■ **Try it**
Copy out the listing below exactly, please, and skip any pictures.

=== Given records ===

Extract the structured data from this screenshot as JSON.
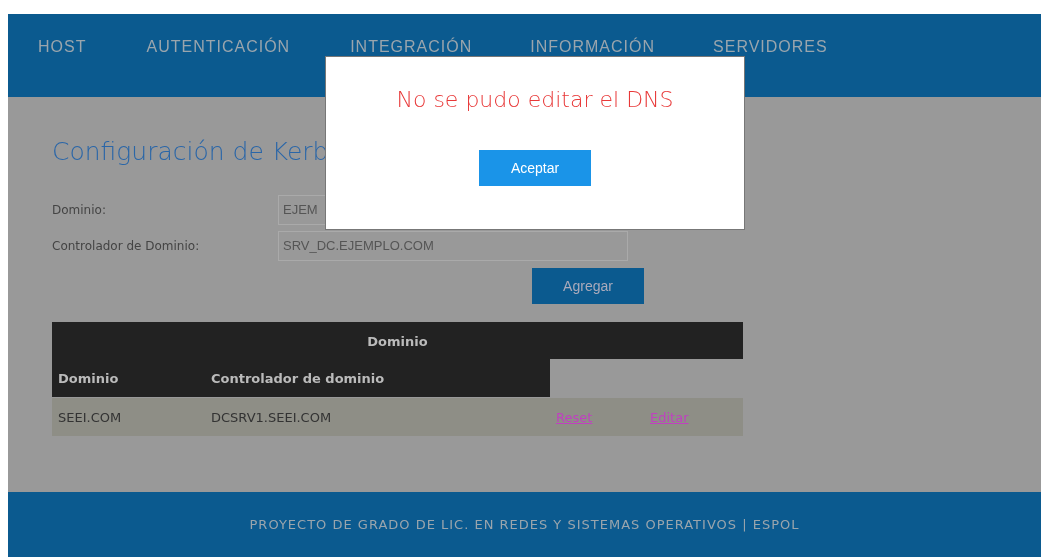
{
  "nav": {
    "items": [
      {
        "label": "HOST"
      },
      {
        "label": "AUTENTICACIÓN"
      },
      {
        "label": "INTEGRACIÓN"
      },
      {
        "label": "INFORMACIÓN"
      },
      {
        "label": "SERVIDORES"
      }
    ]
  },
  "page": {
    "title": "Configuración de Kerb",
    "fields": [
      {
        "label": "Dominio:",
        "value": "EJEM"
      },
      {
        "label": "Controlador de Dominio:",
        "value": "SRV_DC.EJEMPLO.COM"
      }
    ],
    "add_button": "Agregar"
  },
  "table": {
    "group_header": "Dominio",
    "columns": [
      "Dominio",
      "Controlador de dominio"
    ],
    "rows": [
      {
        "cells": [
          "SEEI.COM",
          "DCSRV1.SEEI.COM"
        ],
        "links": [
          "Reset",
          "Editar"
        ]
      }
    ]
  },
  "footer": "PROYECTO DE GRADO DE LIC. EN REDES Y SISTEMAS OPERATIVOS | ESPOL",
  "dialog": {
    "message": "No se pudo editar el DNS",
    "button": "Aceptar"
  }
}
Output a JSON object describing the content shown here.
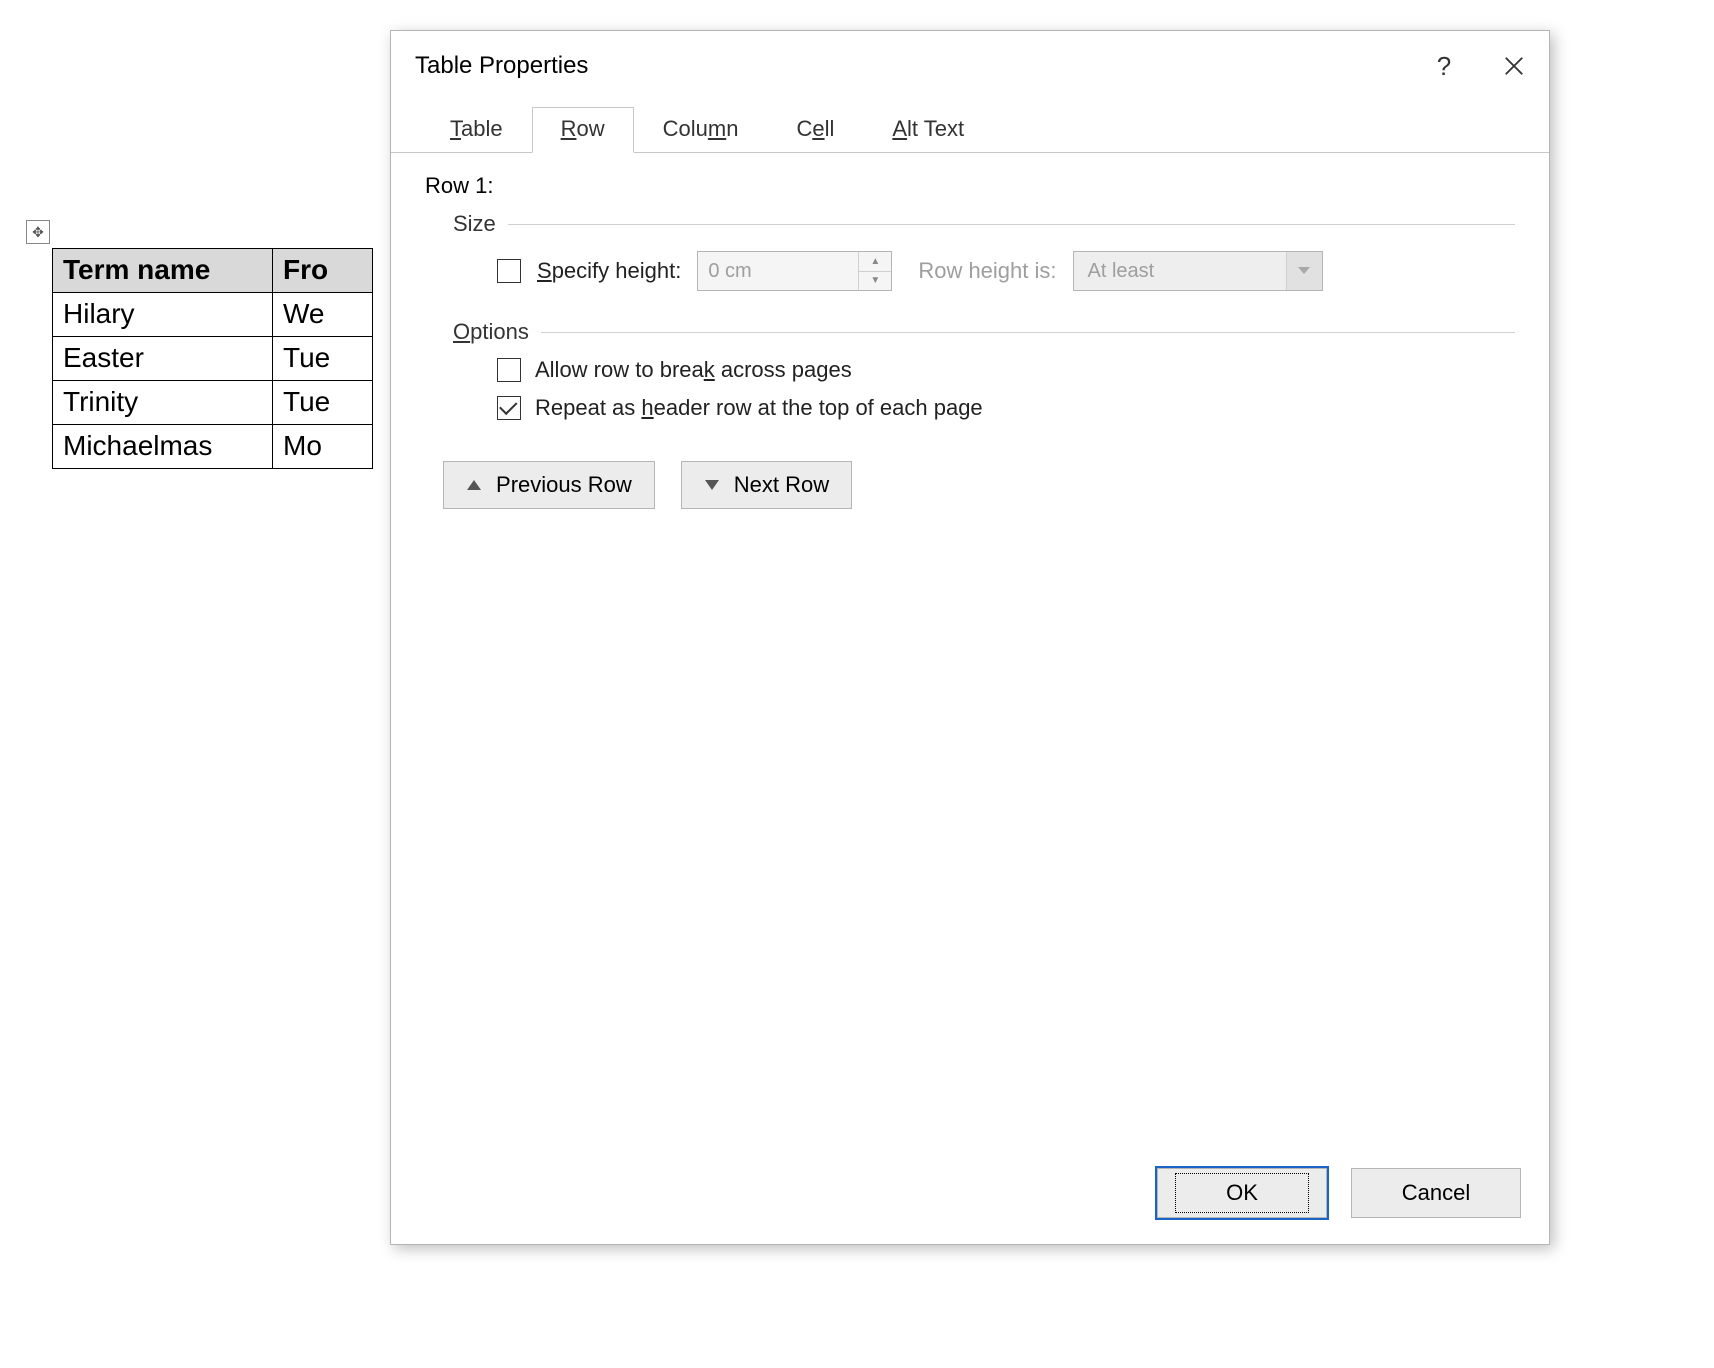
{
  "doc_table": {
    "headers": [
      "Term name",
      "Fro"
    ],
    "rows": [
      [
        "Hilary",
        "We"
      ],
      [
        "Easter",
        "Tue"
      ],
      [
        "Trinity",
        "Tue"
      ],
      [
        "Michaelmas",
        "Mo"
      ]
    ]
  },
  "dialog": {
    "title": "Table Properties",
    "help": "?",
    "tabs": {
      "table": {
        "pre": "",
        "u": "T",
        "post": "able"
      },
      "row": {
        "pre": "",
        "u": "R",
        "post": "ow"
      },
      "column": {
        "pre": "Colu",
        "u": "m",
        "post": "n"
      },
      "cell": {
        "pre": "C",
        "u": "e",
        "post": "ll"
      },
      "alttext": {
        "pre": "",
        "u": "A",
        "post": "lt Text"
      }
    },
    "row_label": "Row 1:",
    "size_group": "Size",
    "specify_height": {
      "pre": "",
      "u": "S",
      "post": "pecify height:"
    },
    "height_value": "0 cm",
    "height_is_label": "Row height is:",
    "height_is_value": "At least",
    "options_group": {
      "pre": "",
      "u": "O",
      "post": "ptions"
    },
    "allow_break": {
      "pre": "Allow row to brea",
      "u": "k",
      "post": " across pages"
    },
    "repeat_header": {
      "pre": "Repeat as ",
      "u": "h",
      "post": "eader row at the top of each page"
    },
    "prev_row": {
      "pre": "",
      "u": "P",
      "post": "revious Row"
    },
    "next_row": {
      "pre": "",
      "u": "N",
      "post": "ext Row"
    },
    "ok": "OK",
    "cancel": "Cancel"
  }
}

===

■ **Output of the task**
Extract the structured data from this screenshot as JSON.
{
  "nav": {
    "items": [
      {
        "label": "HOST"
      },
      {
        "label": "AUTENTICACIÓN"
      },
      {
        "label": "INTEGRACIÓN"
      },
      {
        "label": "INFORMACIÓN"
      },
      {
        "label": "SERVIDORES"
      }
    ]
  },
  "page": {
    "title": "Configuración de Kerb",
    "fields": [
      {
        "label": "Dominio:",
        "value": "EJEM"
      },
      {
        "label": "Controlador de Dominio:",
        "value": "SRV_DC.EJEMPLO.COM"
      }
    ],
    "add_button": "Agregar"
  },
  "table": {
    "group_header": "Dominio",
    "columns": [
      "Dominio",
      "Controlador de dominio"
    ],
    "rows": [
      {
        "cells": [
          "SEEI.COM",
          "DCSRV1.SEEI.COM"
        ],
        "links": [
          "Reset",
          "Editar"
        ]
      }
    ]
  },
  "footer": "PROYECTO DE GRADO DE LIC. EN REDES Y SISTEMAS OPERATIVOS | ESPOL",
  "dialog": {
    "message": "No se pudo editar el DNS",
    "button": "Aceptar"
  }
}
Output a JSON object describing the content shown here.
{
  "doc_table": {
    "headers": [
      "Term name",
      "Fro"
    ],
    "rows": [
      [
        "Hilary",
        "We"
      ],
      [
        "Easter",
        "Tue"
      ],
      [
        "Trinity",
        "Tue"
      ],
      [
        "Michaelmas",
        "Mo"
      ]
    ]
  },
  "dialog": {
    "title": "Table Properties",
    "help": "?",
    "tabs": {
      "table": {
        "pre": "",
        "u": "T",
        "post": "able"
      },
      "row": {
        "pre": "",
        "u": "R",
        "post": "ow"
      },
      "column": {
        "pre": "Colu",
        "u": "m",
        "post": "n"
      },
      "cell": {
        "pre": "C",
        "u": "e",
        "post": "ll"
      },
      "alttext": {
        "pre": "",
        "u": "A",
        "post": "lt Text"
      }
    },
    "row_label": "Row 1:",
    "size_group": "Size",
    "specify_height": {
      "pre": "",
      "u": "S",
      "post": "pecify height:"
    },
    "height_value": "0 cm",
    "height_is_label": "Row height is:",
    "height_is_value": "At least",
    "options_group": {
      "pre": "",
      "u": "O",
      "post": "ptions"
    },
    "allow_break": {
      "pre": "Allow row to brea",
      "u": "k",
      "post": " across pages"
    },
    "repeat_header": {
      "pre": "Repeat as ",
      "u": "h",
      "post": "eader row at the top of each page"
    },
    "prev_row": {
      "pre": "",
      "u": "P",
      "post": "revious Row"
    },
    "next_row": {
      "pre": "",
      "u": "N",
      "post": "ext Row"
    },
    "ok": "OK",
    "cancel": "Cancel"
  }
}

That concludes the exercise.